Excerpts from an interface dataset
****

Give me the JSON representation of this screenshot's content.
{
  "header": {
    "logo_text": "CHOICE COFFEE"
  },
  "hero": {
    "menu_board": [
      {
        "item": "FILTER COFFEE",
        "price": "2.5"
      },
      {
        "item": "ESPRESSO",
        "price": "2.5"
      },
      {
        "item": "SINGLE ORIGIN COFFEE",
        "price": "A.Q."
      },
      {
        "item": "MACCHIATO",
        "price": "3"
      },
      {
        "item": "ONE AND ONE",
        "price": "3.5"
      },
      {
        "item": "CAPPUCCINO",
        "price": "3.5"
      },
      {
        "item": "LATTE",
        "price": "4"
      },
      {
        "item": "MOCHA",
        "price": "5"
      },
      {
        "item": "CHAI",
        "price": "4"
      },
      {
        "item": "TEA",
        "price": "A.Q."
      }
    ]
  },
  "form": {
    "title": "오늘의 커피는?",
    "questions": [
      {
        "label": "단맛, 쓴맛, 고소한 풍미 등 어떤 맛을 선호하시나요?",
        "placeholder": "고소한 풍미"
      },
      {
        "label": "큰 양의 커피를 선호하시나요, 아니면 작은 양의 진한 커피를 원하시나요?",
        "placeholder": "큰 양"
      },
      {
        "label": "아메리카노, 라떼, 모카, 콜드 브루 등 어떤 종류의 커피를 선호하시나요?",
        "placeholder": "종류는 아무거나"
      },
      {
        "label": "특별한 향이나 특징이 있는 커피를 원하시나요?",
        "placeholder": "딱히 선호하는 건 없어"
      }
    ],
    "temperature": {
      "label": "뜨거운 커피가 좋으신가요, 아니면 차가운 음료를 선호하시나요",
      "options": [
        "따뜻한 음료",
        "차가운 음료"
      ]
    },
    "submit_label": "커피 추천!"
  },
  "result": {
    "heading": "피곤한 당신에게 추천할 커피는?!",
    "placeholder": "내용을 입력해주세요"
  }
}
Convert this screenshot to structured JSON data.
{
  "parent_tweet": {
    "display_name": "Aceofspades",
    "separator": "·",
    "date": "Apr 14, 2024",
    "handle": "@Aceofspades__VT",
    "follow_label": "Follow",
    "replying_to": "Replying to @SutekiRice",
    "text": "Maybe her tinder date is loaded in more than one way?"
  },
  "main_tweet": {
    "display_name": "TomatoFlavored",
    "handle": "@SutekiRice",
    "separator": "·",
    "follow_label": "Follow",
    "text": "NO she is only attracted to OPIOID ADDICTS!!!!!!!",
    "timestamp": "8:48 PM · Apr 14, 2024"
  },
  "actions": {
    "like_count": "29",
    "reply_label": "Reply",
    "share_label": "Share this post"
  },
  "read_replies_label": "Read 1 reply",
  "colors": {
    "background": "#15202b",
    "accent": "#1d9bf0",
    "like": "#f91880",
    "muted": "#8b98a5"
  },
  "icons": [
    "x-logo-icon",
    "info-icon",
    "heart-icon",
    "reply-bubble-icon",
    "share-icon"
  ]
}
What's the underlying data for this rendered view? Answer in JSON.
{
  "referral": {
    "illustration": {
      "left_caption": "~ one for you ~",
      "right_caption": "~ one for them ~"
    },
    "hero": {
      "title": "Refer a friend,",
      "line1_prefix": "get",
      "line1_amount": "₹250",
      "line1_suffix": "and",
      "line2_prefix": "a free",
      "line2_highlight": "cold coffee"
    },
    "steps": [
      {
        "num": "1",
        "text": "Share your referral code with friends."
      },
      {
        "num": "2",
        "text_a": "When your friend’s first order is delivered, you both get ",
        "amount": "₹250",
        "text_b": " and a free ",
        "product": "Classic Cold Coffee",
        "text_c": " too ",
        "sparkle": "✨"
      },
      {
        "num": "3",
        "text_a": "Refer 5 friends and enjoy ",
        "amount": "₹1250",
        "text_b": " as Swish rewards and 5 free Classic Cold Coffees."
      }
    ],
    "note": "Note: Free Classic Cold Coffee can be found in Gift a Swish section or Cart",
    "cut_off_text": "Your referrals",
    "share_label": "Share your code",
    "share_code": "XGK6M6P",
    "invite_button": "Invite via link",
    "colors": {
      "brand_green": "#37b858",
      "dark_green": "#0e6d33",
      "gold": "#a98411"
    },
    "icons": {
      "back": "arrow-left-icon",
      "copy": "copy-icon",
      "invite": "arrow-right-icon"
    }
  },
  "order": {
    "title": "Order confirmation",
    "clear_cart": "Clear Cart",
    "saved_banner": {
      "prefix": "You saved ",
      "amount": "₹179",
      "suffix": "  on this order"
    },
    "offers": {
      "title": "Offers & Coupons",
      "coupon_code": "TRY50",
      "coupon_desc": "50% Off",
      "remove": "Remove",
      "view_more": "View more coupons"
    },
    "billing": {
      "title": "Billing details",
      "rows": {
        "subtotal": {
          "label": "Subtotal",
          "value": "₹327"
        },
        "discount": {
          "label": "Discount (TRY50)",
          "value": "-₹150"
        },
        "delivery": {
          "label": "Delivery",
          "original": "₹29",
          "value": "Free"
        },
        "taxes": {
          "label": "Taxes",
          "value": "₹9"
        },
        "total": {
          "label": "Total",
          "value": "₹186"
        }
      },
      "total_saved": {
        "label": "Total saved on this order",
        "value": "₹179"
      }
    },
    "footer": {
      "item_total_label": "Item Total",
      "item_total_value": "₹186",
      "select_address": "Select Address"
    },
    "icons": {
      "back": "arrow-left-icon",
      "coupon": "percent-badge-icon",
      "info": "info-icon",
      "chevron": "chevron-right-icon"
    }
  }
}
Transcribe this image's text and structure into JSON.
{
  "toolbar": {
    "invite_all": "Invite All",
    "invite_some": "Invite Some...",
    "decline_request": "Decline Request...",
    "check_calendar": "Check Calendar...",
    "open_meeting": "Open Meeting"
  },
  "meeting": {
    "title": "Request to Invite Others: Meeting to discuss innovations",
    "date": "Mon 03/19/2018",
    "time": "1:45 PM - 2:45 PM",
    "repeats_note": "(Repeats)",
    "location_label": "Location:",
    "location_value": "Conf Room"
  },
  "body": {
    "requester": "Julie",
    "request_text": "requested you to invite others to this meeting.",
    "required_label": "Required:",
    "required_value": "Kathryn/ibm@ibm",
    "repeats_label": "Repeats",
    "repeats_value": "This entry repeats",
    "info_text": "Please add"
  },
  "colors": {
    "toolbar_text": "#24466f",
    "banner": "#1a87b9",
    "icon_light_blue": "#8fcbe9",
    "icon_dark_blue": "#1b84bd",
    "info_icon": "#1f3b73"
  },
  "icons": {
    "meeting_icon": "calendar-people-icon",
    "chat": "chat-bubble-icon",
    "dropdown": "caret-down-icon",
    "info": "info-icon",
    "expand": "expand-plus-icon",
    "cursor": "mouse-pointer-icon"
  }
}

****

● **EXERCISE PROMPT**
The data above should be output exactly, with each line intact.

● **COMPLETED TASK**
Give me the JSON representation of this screenshot's content.
{
  "header": {
    "logo_text": "CHOICE COFFEE"
  },
  "hero": {
    "menu_board": [
      {
        "item": "FILTER COFFEE",
        "price": "2.5"
      },
      {
        "item": "ESPRESSO",
        "price": "2.5"
      },
      {
        "item": "SINGLE ORIGIN COFFEE",
        "price": "A.Q."
      },
      {
        "item": "MACCHIATO",
        "price": "3"
      },
      {
        "item": "ONE AND ONE",
        "price": "3.5"
      },
      {
        "item": "CAPPUCCINO",
        "price": "3.5"
      },
      {
        "item": "LATTE",
        "price": "4"
      },
      {
        "item": "MOCHA",
        "price": "5"
      },
      {
        "item": "CHAI",
        "price": "4"
      },
      {
        "item": "TEA",
        "price": "A.Q."
      }
    ]
  },
  "form": {
    "title": "오늘의 커피는?",
    "questions": [
      {
        "label": "단맛, 쓴맛, 고소한 풍미 등 어떤 맛을 선호하시나요?",
        "placeholder": "고소한 풍미"
      },
      {
        "label": "큰 양의 커피를 선호하시나요, 아니면 작은 양의 진한 커피를 원하시나요?",
        "placeholder": "큰 양"
      },
      {
        "label": "아메리카노, 라떼, 모카, 콜드 브루 등 어떤 종류의 커피를 선호하시나요?",
        "placeholder": "종류는 아무거나"
      },
      {
        "label": "특별한 향이나 특징이 있는 커피를 원하시나요?",
        "placeholder": "딱히 선호하는 건 없어"
      }
    ],
    "temperature": {
      "label": "뜨거운 커피가 좋으신가요, 아니면 차가운 음료를 선호하시나요",
      "options": [
        "따뜻한 음료",
        "차가운 음료"
      ]
    },
    "submit_label": "커피 추천!"
  },
  "result": {
    "heading": "피곤한 당신에게 추천할 커피는?!",
    "placeholder": "내용을 입력해주세요"
  }
}
Convert this screenshot to structured JSON data.
{
  "parent_tweet": {
    "display_name": "Aceofspades",
    "separator": "·",
    "date": "Apr 14, 2024",
    "handle": "@Aceofspades__VT",
    "follow_label": "Follow",
    "replying_to": "Replying to @SutekiRice",
    "text": "Maybe her tinder date is loaded in more than one way?"
  },
  "main_tweet": {
    "display_name": "TomatoFlavored",
    "handle": "@SutekiRice",
    "separator": "·",
    "follow_label": "Follow",
    "text": "NO she is only attracted to OPIOID ADDICTS!!!!!!!",
    "timestamp": "8:48 PM · Apr 14, 2024"
  },
  "actions": {
    "like_count": "29",
    "reply_label": "Reply",
    "share_label": "Share this post"
  },
  "read_replies_label": "Read 1 reply",
  "colors": {
    "background": "#15202b",
    "accent": "#1d9bf0",
    "like": "#f91880",
    "muted": "#8b98a5"
  },
  "icons": [
    "x-logo-icon",
    "info-icon",
    "heart-icon",
    "reply-bubble-icon",
    "share-icon"
  ]
}
What's the underlying data for this rendered view? Answer in JSON.
{
  "referral": {
    "illustration": {
      "left_caption": "~ one for you ~",
      "right_caption": "~ one for them ~"
    },
    "hero": {
      "title": "Refer a friend,",
      "line1_prefix": "get",
      "line1_amount": "₹250",
      "line1_suffix": "and",
      "line2_prefix": "a free",
      "line2_highlight": "cold coffee"
    },
    "steps": [
      {
        "num": "1",
        "text": "Share your referral code with friends."
      },
      {
        "num": "2",
        "text_a": "When your friend’s first order is delivered, you both get ",
        "amount": "₹250",
        "text_b": " and a free ",
        "product": "Classic Cold Coffee",
        "text_c": " too ",
        "sparkle": "✨"
      },
      {
        "num": "3",
        "text_a": "Refer 5 friends and enjoy ",
        "amount": "₹1250",
        "text_b": " as Swish rewards and 5 free Classic Cold Coffees."
      }
    ],
    "note": "Note: Free Classic Cold Coffee can be found in Gift a Swish section or Cart",
    "cut_off_text": "Your referrals",
    "share_label": "Share your code",
    "share_code": "XGK6M6P",
    "invite_button": "Invite via link",
    "colors": {
      "brand_green": "#37b858",
      "dark_green": "#0e6d33",
      "gold": "#a98411"
    },
    "icons": {
      "back": "arrow-left-icon",
      "copy": "copy-icon",
      "invite": "arrow-right-icon"
    }
  },
  "order": {
    "title": "Order confirmation",
    "clear_cart": "Clear Cart",
    "saved_banner": {
      "prefix": "You saved ",
      "amount": "₹179",
      "suffix": "  on this order"
    },
    "offers": {
      "title": "Offers & Coupons",
      "coupon_code": "TRY50",
      "coupon_desc": "50% Off",
      "remove": "Remove",
      "view_more": "View more coupons"
    },
    "billing": {
      "title": "Billing details",
      "rows": {
        "subtotal": {
          "label": "Subtotal",
          "value": "₹327"
        },
        "discount": {
          "label": "Discount (TRY50)",
          "value": "-₹150"
        },
        "delivery": {
          "label": "Delivery",
          "original": "₹29",
          "value": "Free"
        },
        "taxes": {
          "label": "Taxes",
          "value": "₹9"
        },
        "total": {
          "label": "Total",
          "value": "₹186"
        }
      },
      "total_saved": {
        "label": "Total saved on this order",
        "value": "₹179"
      }
    },
    "footer": {
      "item_total_label": "Item Total",
      "item_total_value": "₹186",
      "select_address": "Select Address"
    },
    "icons": {
      "back": "arrow-left-icon",
      "coupon": "percent-badge-icon",
      "info": "info-icon",
      "chevron": "chevron-right-icon"
    }
  }
}
Transcribe this image's text and structure into JSON.
{
  "toolbar": {
    "invite_all": "Invite All",
    "invite_some": "Invite Some...",
    "decline_request": "Decline Request...",
    "check_calendar": "Check Calendar...",
    "open_meeting": "Open Meeting"
  },
  "meeting": {
    "title": "Request to Invite Others: Meeting to discuss innovations",
    "date": "Mon 03/19/2018",
    "time": "1:45 PM - 2:45 PM",
    "repeats_note": "(Repeats)",
    "location_label": "Location:",
    "location_value": "Conf Room"
  },
  "body": {
    "requester": "Julie",
    "request_text": "requested you to invite others to this meeting.",
    "required_label": "Required:",
    "required_value": "Kathryn/ibm@ibm",
    "repeats_label": "Repeats",
    "repeats_value": "This entry repeats",
    "info_text": "Please add"
  },
  "colors": {
    "toolbar_text": "#24466f",
    "banner": "#1a87b9",
    "icon_light_blue": "#8fcbe9",
    "icon_dark_blue": "#1b84bd",
    "info_icon": "#1f3b73"
  },
  "icons": {
    "meeting_icon": "calendar-people-icon",
    "chat": "chat-bubble-icon",
    "dropdown": "caret-down-icon",
    "info": "info-icon",
    "expand": "expand-plus-icon",
    "cursor": "mouse-pointer-icon"
  }
}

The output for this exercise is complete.